While each hostel is different, the premise behind this lodging option is to offer a safe and inexpensive way for like-minded individuals to travel almost anywhere. You can potentially spend just pennies on the dollar by staying in hostels, and depending on where you travel, you may find them to be almost as luxurious as some hotels. Of course, there’s also plenty of bare bones options too, but they all offer a sense of community and camaraderie.
While some hostels offer private rooms and baths, which can be nice for group or family travel, typically hostels have large community bedrooms with a series of bunk beds. Think summer camp for big kids! You’ll generally find at least one hostel option located near most popular travel destinations, especially in Europe. They’re often marked with a large flag and local attractions are typically nearby.
I’ve stayed in hostels and hostel-esque hotels in London, Dublin and Barcelona. You can find accommodations with private rooms, wifi and even a bar in house. I’ve met families, luxe travelers and newbies like myself who wanted some privacy- and luckily, you can find whatever you’re looking for, often for a far better price, if you stay with a hostel.
Hostels get all types from all around the world, so they are used to getting uninitiated travelers and are happy to show you the ropes. Still, to make sure you are prepared and will enjoy yourself as much as possible, consider these tips for staying in hostels.
Book Your Stay Right Away
Depending on where you’re going, the time of year, and if you are looking for a private room, you may have to book your stay several months ahead of time. There are many different online options for hostel booking, but I recommend Hostel World.
Pop on over and search by your location. Then take some time reading through the reviews. Think about if you want to stay in a relatively chill place or if you want to consider a “party” hostel. You can typically tell if a hostel can be described that way by the reviews, whether they have a bar on premises, and their “lights out” time. Once you find the perfect hostel, book it!
Rent or Bring Your Own?
While each hostel is different, generally a fee or a deposit is charged on certain things like sheets, towels, and pillows.
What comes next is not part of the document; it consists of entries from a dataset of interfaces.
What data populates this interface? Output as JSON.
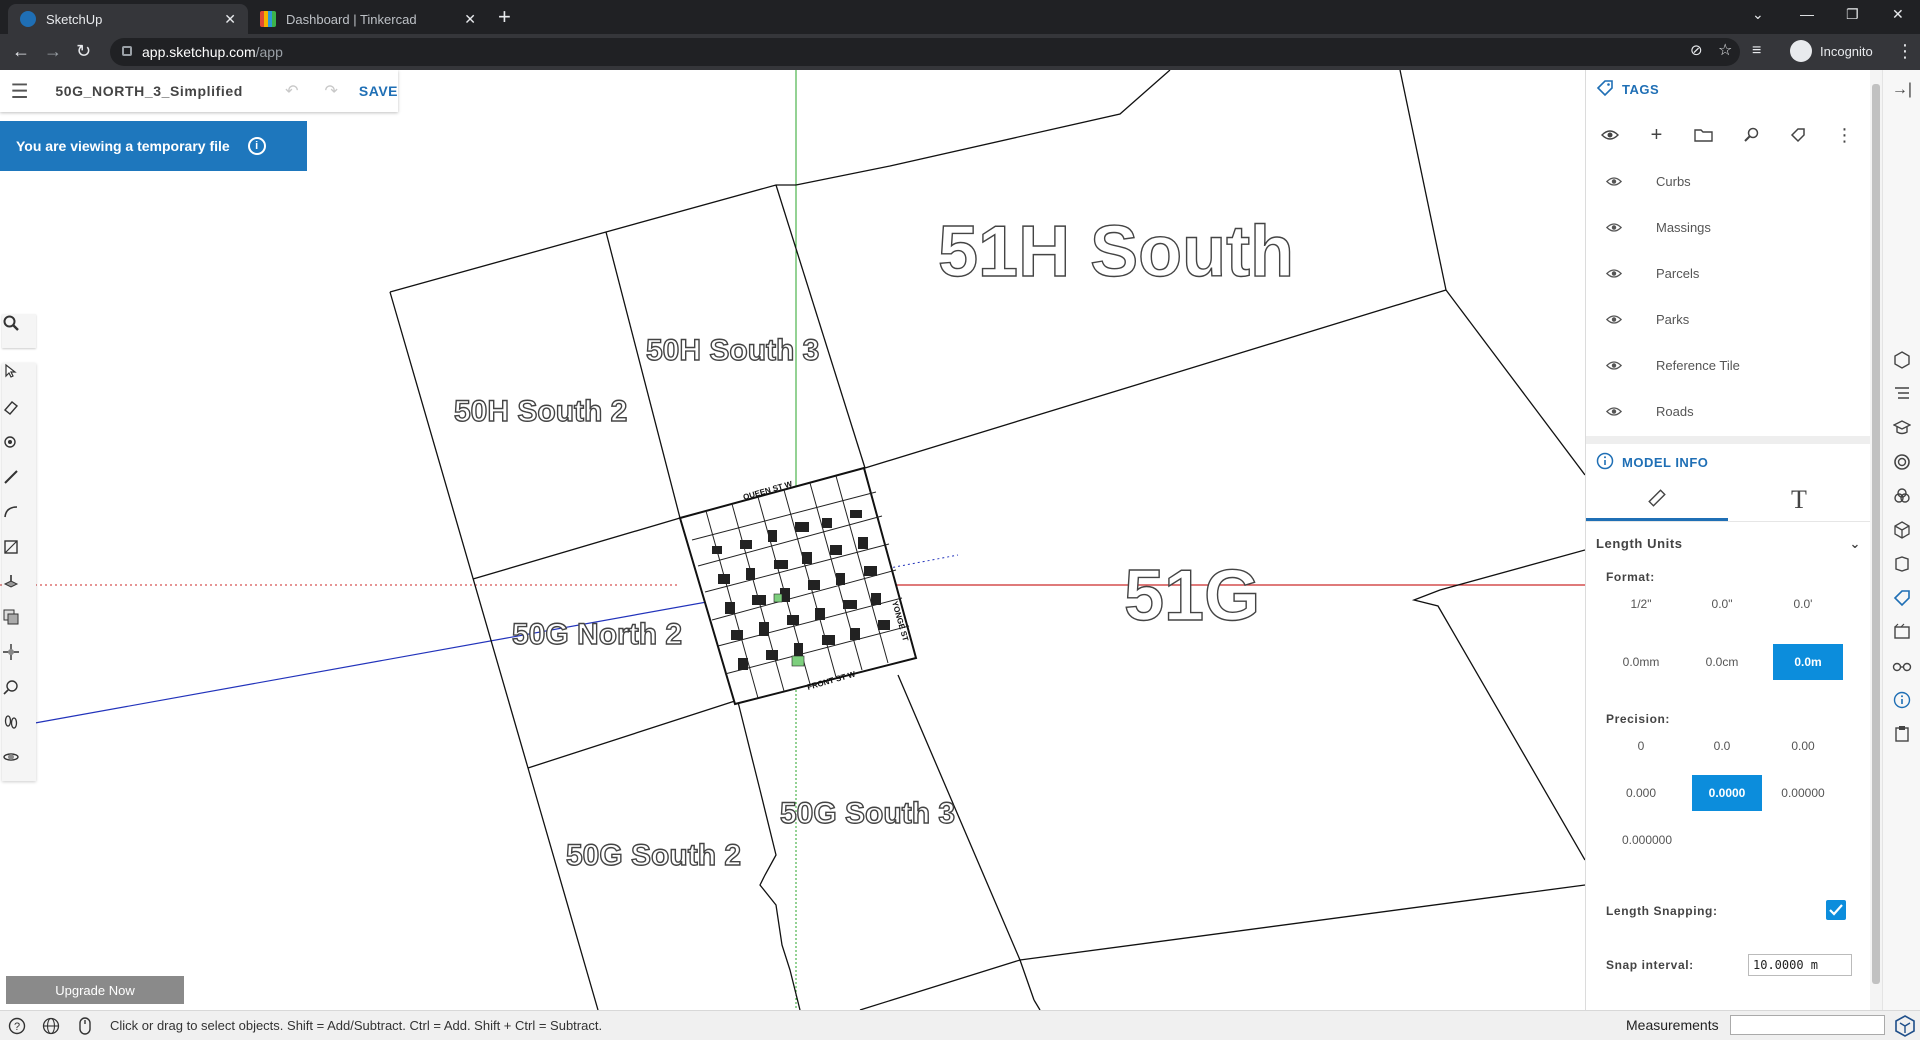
{
  "browser": {
    "tabs": [
      {
        "title": "SketchUp",
        "active": true
      },
      {
        "title": "Dashboard | Tinkercad",
        "active": false
      }
    ],
    "url_host": "app.sketchup.com",
    "url_path": "/app",
    "profile_label": "Incognito"
  },
  "file": {
    "name": "50G_NORTH_3_Simplified",
    "save_label": "SAVE",
    "temp_banner": "You are viewing a temporary file"
  },
  "viewport": {
    "labels": {
      "l51h": "51H South",
      "l50h3": "50H South 3",
      "l50h2": "50H South 2",
      "l51g": "51G",
      "l50gn2": "50G North 2",
      "l50gs3": "50G South 3",
      "l50gs2": "50G South 2",
      "queen": "QUEEN ST W",
      "yonge": "YONGE ST",
      "front": "FRONT ST W"
    },
    "colors": {
      "red_axis": "#cc2a2a",
      "green_axis": "#2aa52a",
      "blue_axis": "#2233bb"
    }
  },
  "upgrade_label": "Upgrade Now",
  "tags_panel": {
    "title": "TAGS",
    "tags": [
      "Curbs",
      "Massings",
      "Parcels",
      "Parks",
      "Reference Tile",
      "Roads"
    ]
  },
  "model_info": {
    "title": "MODEL INFO",
    "section": "Length Units",
    "format_label": "Format:",
    "format_options": [
      "1/2\"",
      "0.0\"",
      "0.0'",
      "0.0mm",
      "0.0cm",
      "0.0m"
    ],
    "format_selected": "0.0m",
    "precision_label": "Precision:",
    "precision_options": [
      "0",
      "0.0",
      "0.00",
      "0.000",
      "0.0000",
      "0.00000",
      "0.000000"
    ],
    "precision_selected": "0.0000",
    "snapping_label": "Length Snapping:",
    "snapping_enabled": true,
    "snap_interval_label": "Snap interval:",
    "snap_interval_value": "10.0000 m"
  },
  "status": {
    "hint": "Click or drag to select objects. Shift = Add/Subtract. Ctrl = Add. Shift + Ctrl = Subtract.",
    "measurements_label": "Measurements"
  },
  "accent": "#1f6fb5",
  "selected_color": "#0c8ddc"
}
Take your budget, room in your baggage, and convenience into consideration when deciding on renting or bringing your own. If you’re traveling across Europe with only a backpack, you’re probably going to want to just spend the money to rent. You will want to use every inch of precious space in your bag for stuff like underwear and flip flops for the shower.
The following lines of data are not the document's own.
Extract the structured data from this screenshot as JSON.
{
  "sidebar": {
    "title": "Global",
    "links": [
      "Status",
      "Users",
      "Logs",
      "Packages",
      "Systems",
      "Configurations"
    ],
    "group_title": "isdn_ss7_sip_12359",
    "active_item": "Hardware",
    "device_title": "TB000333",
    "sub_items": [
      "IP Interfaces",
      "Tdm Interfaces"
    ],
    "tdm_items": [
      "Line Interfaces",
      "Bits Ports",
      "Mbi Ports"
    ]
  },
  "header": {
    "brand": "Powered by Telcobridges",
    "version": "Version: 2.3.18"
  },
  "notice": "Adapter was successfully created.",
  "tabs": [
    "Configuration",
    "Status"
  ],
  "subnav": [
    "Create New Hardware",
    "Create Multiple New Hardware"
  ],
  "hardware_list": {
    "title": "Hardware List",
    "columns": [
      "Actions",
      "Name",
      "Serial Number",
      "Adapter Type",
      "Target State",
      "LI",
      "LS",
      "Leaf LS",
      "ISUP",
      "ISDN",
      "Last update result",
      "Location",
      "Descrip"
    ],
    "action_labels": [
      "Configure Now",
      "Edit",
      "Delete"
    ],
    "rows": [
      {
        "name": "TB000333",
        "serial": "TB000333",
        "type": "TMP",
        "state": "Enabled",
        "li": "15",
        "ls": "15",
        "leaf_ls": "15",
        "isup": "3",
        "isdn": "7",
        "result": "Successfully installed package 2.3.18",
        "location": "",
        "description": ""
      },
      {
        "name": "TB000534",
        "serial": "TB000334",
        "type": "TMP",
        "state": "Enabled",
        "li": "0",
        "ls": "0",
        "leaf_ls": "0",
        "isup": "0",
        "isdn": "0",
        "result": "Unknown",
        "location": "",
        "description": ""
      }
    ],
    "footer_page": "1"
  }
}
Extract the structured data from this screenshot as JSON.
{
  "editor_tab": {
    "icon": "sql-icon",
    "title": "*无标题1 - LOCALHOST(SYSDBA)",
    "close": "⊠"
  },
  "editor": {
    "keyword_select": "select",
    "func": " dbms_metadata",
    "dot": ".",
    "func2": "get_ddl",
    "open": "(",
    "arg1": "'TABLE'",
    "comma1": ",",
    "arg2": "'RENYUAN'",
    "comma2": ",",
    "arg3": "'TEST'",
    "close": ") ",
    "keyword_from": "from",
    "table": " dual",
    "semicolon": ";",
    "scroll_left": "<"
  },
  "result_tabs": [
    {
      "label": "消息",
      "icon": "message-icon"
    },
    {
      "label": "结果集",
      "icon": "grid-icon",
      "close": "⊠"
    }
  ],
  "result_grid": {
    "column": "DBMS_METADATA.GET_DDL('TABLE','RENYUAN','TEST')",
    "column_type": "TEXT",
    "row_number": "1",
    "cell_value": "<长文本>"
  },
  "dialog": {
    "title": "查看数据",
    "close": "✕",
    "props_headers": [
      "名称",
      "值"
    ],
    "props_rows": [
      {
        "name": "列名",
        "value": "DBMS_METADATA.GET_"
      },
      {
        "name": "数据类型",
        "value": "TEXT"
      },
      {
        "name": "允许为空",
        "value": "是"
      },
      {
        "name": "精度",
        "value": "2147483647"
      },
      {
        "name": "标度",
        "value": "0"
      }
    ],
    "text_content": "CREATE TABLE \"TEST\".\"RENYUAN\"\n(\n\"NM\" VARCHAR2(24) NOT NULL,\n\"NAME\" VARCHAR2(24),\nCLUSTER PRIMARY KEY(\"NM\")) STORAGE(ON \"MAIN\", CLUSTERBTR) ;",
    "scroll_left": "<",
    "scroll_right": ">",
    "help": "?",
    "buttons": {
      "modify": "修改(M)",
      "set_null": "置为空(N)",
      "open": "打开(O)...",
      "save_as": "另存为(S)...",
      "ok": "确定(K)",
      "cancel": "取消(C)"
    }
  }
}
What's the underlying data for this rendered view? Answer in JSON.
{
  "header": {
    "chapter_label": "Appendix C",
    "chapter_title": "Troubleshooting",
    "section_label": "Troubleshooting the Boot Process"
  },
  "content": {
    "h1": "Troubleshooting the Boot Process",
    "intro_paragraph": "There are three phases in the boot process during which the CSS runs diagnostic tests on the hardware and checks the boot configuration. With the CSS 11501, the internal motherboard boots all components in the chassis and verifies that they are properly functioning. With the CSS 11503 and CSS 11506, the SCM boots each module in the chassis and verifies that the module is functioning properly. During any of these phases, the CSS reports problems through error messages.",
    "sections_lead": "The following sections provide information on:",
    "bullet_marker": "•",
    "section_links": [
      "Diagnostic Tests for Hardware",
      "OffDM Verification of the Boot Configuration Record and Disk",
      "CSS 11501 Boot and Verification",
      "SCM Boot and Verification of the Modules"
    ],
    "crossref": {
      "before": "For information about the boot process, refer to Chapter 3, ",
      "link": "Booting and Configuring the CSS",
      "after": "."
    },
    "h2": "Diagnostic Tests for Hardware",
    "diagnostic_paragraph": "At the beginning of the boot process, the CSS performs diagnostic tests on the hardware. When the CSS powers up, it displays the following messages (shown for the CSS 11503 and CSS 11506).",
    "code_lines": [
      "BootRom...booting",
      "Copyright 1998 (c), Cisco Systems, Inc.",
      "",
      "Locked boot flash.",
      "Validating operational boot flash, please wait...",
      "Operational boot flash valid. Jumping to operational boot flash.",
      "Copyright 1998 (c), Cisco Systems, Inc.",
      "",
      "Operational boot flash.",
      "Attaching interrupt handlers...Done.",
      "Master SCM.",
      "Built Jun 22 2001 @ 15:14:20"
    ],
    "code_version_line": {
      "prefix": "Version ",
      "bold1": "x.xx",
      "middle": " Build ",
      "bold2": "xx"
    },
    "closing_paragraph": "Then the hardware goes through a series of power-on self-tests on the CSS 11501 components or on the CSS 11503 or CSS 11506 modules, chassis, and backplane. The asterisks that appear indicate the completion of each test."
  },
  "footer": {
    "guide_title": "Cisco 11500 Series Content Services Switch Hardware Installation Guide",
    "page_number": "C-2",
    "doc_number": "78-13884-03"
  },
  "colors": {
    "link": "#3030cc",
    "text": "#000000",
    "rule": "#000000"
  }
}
In my experience, there are certain rules that most hostel travelers stick to, without prompting or reminding. Top of the list, in my opinion, is to be respectful of others and the premises.
Don’t leave you crap strewn all over the common area. Clean your hair off the sink vanity after brushing it. Don’t make a huge racket when coming to bed after lights off (and consider having all of your bedtime necessities laid out so you aren’t making a racket in the middle of the night). And take a damn shower. Be aware of others and remember that you are a guest.
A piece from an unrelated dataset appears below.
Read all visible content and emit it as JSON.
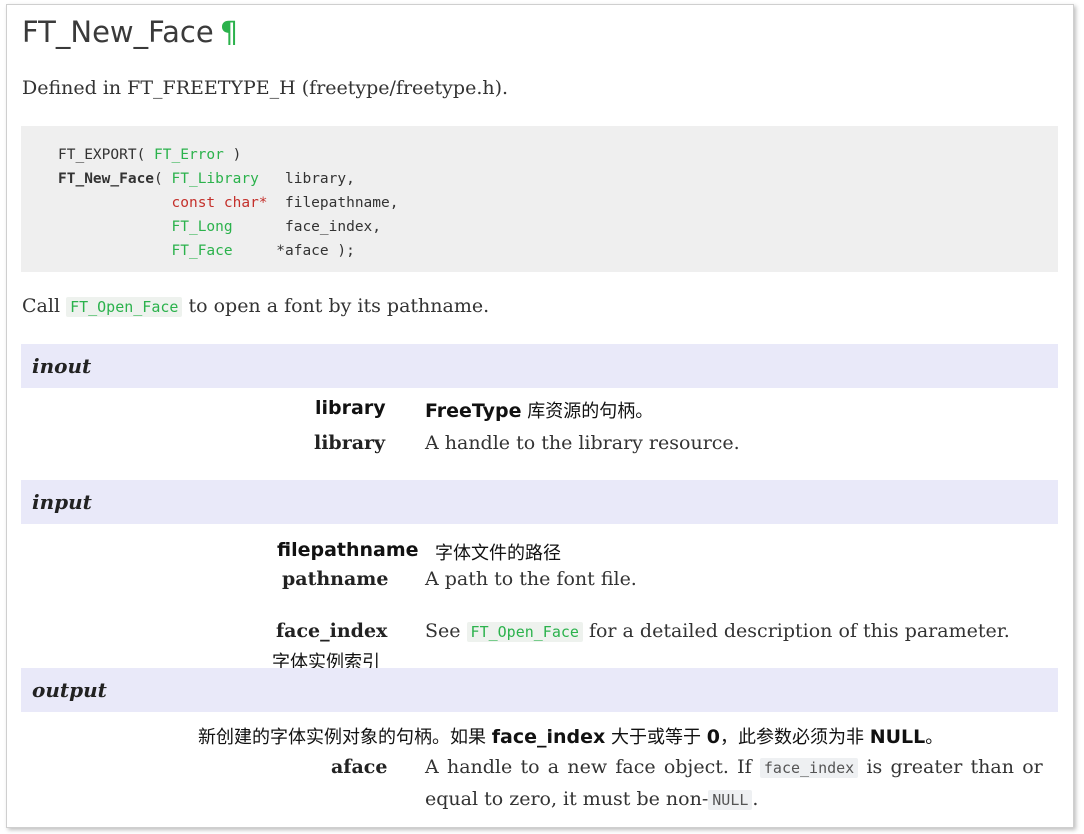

I’ve never had a theft issue at any of the hostels I’ve stayed at, nor have I know of anyone who has, but it’s best to be smart about your belongings. Bring a padlock for your locker, so you don’t have to worry about someone jacking your passport or $2000 camera. Again, I am not saying anyone will ever try to steal from you, but better to be prepared.
As for personal safety, it is of my personal opinion that hostels are generally safer than many hotels. Not only do hostels take admittance to the building very seriously, you also have a roomful of good folks who won’t tolerate any bad behavior from anyone.
It sounds weird, but hostel travelers have an unwritten code they abide by and they take it to heart. So trust me: you’ll be safe.
I think hostels still have the reputation of being shady boarding houses full of hooligans and dirty hitchhikers. That’s really not the case at all. Everyone I’ve ever met at a hostel are really nice and super friendly. It is impossible to stay in one and not make friends.
Many hostels offer activities and tours. Oftentimes, you will see the best sites, eat the best food, and experience the most amazing things when you join a crowd in the common area that is leaving on a tour. Everyone’s generally there for the same reason, so it’s really easy to make fast friends.
Initially, I was super nervous about bunking up with a bunch of strangers from all over the world. Not anymore! It is a wonderful way to experience a new city or country. Best of all, you’ll likely leave with a few new Instagram and Facebook friends. Not to mention, amazing memories.
Let’s hear from you! Are you considering staying in hostels for your next trip?